The Department of Labor on Tuesday issued two pieces of guidance related to its investment-advice exemption that took effect in February.
The first piece includes questions a retirement investor can ask potential advice providers, such as: "What fees will I be charged? What conflicts of interest do you have in making investment recommendations to me? What does it mean to have investment advice provided in my best interest under the standards of the exemption?"
It also includes a list of frequently asked questions about the exemption, which was proposed and finalized under the Trump administration and allowed to take effect by the Biden administration. The exemption permits investment-advice fiduciaries to receive compensation for more types of guidance, including advice to roll over assets from a retirement plan to an individual retirement account.

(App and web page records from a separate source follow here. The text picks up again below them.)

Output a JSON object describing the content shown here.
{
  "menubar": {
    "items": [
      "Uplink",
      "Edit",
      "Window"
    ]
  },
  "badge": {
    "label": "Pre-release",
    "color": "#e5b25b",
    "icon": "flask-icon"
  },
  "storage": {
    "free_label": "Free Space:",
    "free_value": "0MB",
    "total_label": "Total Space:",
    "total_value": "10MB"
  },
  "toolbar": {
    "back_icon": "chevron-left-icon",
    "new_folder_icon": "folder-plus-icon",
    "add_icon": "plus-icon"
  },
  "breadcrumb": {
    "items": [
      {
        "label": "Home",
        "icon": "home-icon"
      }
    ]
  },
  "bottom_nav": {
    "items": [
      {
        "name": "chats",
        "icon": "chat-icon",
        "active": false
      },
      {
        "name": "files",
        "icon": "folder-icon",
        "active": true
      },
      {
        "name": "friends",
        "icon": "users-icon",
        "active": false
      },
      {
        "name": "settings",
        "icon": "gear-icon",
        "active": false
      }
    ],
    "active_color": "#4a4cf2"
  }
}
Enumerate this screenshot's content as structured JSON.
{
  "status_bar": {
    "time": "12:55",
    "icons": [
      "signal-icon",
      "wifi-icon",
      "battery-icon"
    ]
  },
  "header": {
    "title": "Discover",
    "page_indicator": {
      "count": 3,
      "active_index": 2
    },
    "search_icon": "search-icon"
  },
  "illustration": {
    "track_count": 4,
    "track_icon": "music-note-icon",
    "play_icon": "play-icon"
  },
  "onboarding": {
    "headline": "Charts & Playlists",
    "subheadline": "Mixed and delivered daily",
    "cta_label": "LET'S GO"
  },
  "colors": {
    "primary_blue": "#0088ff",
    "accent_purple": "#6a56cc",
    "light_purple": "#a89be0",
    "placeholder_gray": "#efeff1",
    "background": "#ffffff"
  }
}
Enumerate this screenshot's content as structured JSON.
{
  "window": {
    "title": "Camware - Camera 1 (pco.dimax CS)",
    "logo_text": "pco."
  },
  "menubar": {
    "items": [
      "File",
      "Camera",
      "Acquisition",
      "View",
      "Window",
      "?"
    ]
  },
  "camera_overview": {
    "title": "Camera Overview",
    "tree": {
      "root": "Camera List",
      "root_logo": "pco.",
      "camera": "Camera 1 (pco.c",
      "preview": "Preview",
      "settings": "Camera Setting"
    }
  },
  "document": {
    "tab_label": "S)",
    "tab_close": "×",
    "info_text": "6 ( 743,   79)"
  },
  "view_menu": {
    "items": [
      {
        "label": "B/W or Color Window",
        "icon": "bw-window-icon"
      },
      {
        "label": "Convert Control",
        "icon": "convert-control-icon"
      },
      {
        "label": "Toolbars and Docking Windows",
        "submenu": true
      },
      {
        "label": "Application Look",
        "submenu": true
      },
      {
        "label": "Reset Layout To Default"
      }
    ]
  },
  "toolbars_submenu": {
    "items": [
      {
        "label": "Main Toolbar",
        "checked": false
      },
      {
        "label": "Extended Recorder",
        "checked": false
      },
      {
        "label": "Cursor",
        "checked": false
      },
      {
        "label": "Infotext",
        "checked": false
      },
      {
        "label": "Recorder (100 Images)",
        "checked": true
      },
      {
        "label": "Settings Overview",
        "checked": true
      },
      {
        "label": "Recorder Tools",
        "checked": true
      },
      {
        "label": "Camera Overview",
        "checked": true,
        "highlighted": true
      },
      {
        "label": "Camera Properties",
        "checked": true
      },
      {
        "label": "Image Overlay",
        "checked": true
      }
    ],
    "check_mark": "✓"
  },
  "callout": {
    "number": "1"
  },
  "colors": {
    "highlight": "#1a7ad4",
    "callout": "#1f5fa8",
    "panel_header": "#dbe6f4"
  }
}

The second piece of guidance is directed toward investment-advice providers who are relying on, or are planning to rely on, the exemption.
It includes background information, compliance dates and the definition of fiduciary investment advice under ERISA, as well as 12 frequently asked questions about complying with the exemption.
The Labor Department is continuing to review issues of fact, law and policy related to the exemption, and more generally, its regulation of fiduciary investment advice, it said in a news release.
In a statement supporting the Labor Department guidance, Commissioner Allison Herren Lee, acting chairwoman of the Securities and Exchange Commission, said, "The DOL is taking important and thoughtful steps to protect investors' best interest and ensure that fiduciaries meaningfully address conflicts of interest that can undermine the advice investors receive."
The SEC in 2019 adopted a best-interest standard that took effect in June 2020 as part of a package known as Reg BI. The standard was aimed at addressing the obligations of broker-dealers and investment advisers when they provide recommendations or investment advice to retail investors.